By Melissa Clark, The New York Times
Even before my husband started baking his own sourdough loaves, I was already the kind of cook who made crumbs out of stale bread heels.
But now that his once-in-a-while pursuit has become a weekly habit, we can eat our favorite pantry pasta with garlicky bread crumbs whenever we want. And we never tire of the way the crunchy, garlic- and anchovy-infused crumbs contrast with the springy, buttery pasta.
To make enough for four to six servings, start with 1 cup of crumbs. (I make mine by pushing the dried bread bits through the grating disk of the food processor, then blitzing with the metal blade for a few pulses.)
Heat a thin layer of olive oil in a skillet over medium-high, adding just enough oil to coat the bottom in an even slick. Add 4 to 6 chopped anchovy fillets, and stir them until they dissolve, about 1 minute. Wear an apron, because they will splatter all over you. Add 4 to 6 minced or grated garlic cloves, and stir until you can smell them, about 30 seconds longer.
Now add your bread crumbs, either homemade or store-bought. (Panko is a good choice here.) If you like, you can also add a big pinch or two of red-pepper flakes and some grated lemon zest. Lower the heat to medium so the crumbs don’t burn, and toss them around in the pan until they turn one or two shades darker, about 5 minutes more. Scrape them onto a plate, and, after they are cool enough not to burn your tongue, taste and season generously with salt and pepper.

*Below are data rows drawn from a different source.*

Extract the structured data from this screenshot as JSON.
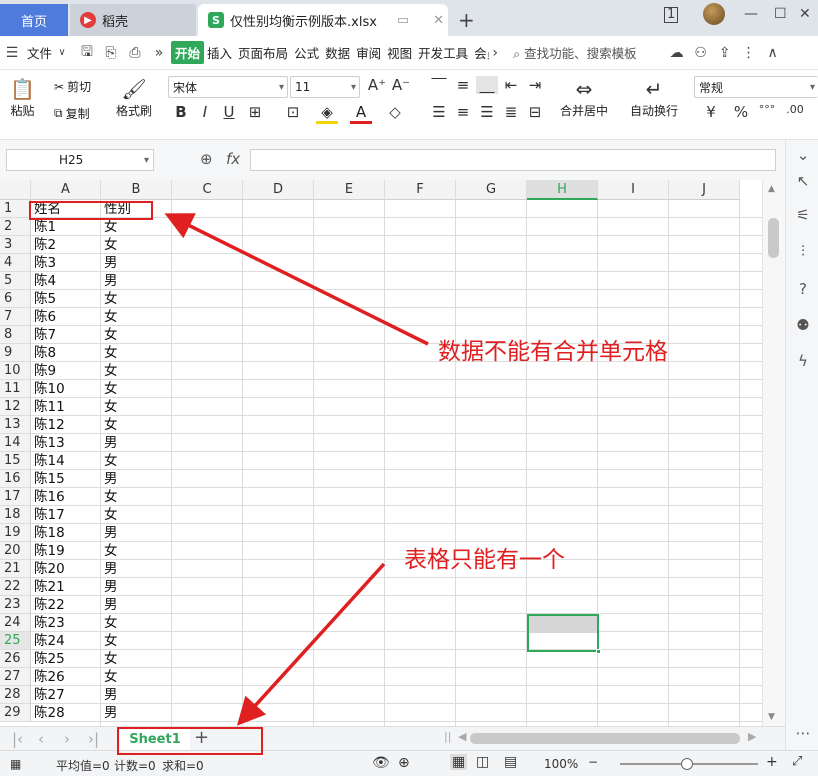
{
  "titlebar": {
    "home_tab": "首页",
    "daoke_tab": "稻壳",
    "file_tab": "仅性别均衡示例版本.xlsx",
    "add_tab": "+"
  },
  "menubar": {
    "file_menu": "文件",
    "items": [
      "开始",
      "插入",
      "页面布局",
      "公式",
      "数据",
      "审阅",
      "视图",
      "开发工具",
      "会员"
    ],
    "search": "查找功能、搜索模板"
  },
  "ribbon": {
    "paste": "粘贴",
    "cut": "剪切",
    "copy": "复制",
    "format_painter": "格式刷",
    "font_name": "宋体",
    "font_size": "11",
    "merge_center": "合并居中",
    "wrap_text": "自动换行",
    "number_format": "常规"
  },
  "formula_bar": {
    "cell_ref": "H25",
    "fx": "fx",
    "content": ""
  },
  "sheet": {
    "columns": [
      "A",
      "B",
      "C",
      "D",
      "E",
      "F",
      "G",
      "H",
      "I",
      "J"
    ],
    "active_column": "H",
    "active_row": 25,
    "rows": [
      [
        "1",
        "姓名",
        "性别"
      ],
      [
        "2",
        "陈1",
        "女"
      ],
      [
        "3",
        "陈2",
        "女"
      ],
      [
        "4",
        "陈3",
        "男"
      ],
      [
        "5",
        "陈4",
        "男"
      ],
      [
        "6",
        "陈5",
        "女"
      ],
      [
        "7",
        "陈6",
        "女"
      ],
      [
        "8",
        "陈7",
        "女"
      ],
      [
        "9",
        "陈8",
        "女"
      ],
      [
        "10",
        "陈9",
        "女"
      ],
      [
        "11",
        "陈10",
        "女"
      ],
      [
        "12",
        "陈11",
        "女"
      ],
      [
        "13",
        "陈12",
        "女"
      ],
      [
        "14",
        "陈13",
        "男"
      ],
      [
        "15",
        "陈14",
        "女"
      ],
      [
        "16",
        "陈15",
        "男"
      ],
      [
        "17",
        "陈16",
        "女"
      ],
      [
        "18",
        "陈17",
        "女"
      ],
      [
        "19",
        "陈18",
        "男"
      ],
      [
        "20",
        "陈19",
        "女"
      ],
      [
        "21",
        "陈20",
        "男"
      ],
      [
        "22",
        "陈21",
        "男"
      ],
      [
        "23",
        "陈22",
        "男"
      ],
      [
        "24",
        "陈23",
        "女"
      ],
      [
        "25",
        "陈24",
        "女"
      ],
      [
        "26",
        "陈25",
        "女"
      ],
      [
        "27",
        "陈26",
        "女"
      ],
      [
        "28",
        "陈27",
        "男"
      ],
      [
        "29",
        "陈28",
        "男"
      ]
    ]
  },
  "annotations": {
    "note1": "数据不能有合并单元格",
    "note2": "表格只能有一个",
    "color": "#e02020"
  },
  "sheet_tabs": {
    "active": "Sheet1",
    "add": "+"
  },
  "status": {
    "average": "平均值=0",
    "count": "计数=0",
    "sum": "求和=0",
    "zoom": "100%"
  },
  "colors": {
    "accent": "#2fa85a",
    "home_tab": "#4e7bdc"
  }
}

You can fry them as the pasta water is coming to a boil but also earlier in the day or even a week ahead. Keep a jar of them in the fridge, then heat them up in a skillet until you smell the garlic.
Cook a pound of pasta, any shape, in salted water until al dente (usually a minute or two less than the package says). I love to use short, curly noodles, so the nooks catch the crumbs. But long strands like bucatini work, too.
Before draining, dip a mug into the pasta water and save some. Drain the pasta and put it back in the pot. Add a lump of butter, a splash of pasta water, about half a cup of chopped herbs (parsley, chives, dill, mint, basil, or a combination of whatever you’ve got) and the crumbs, tossing well. If the pasta seems unpleasantly dry, splash in some more pasta water or butter or both. Sometimes I’ll also add sautéed onions, mushrooms, peppers or fresh chopped tomato to the pot. But they’re not at all necessary.
Top each serving with a good squeeze of lemon, a drizzle of your best olive oil, a sprinkle of flaky sea salt, and a lot of freshly ground black pepper. And be grateful that stale bread can yield such riches as this.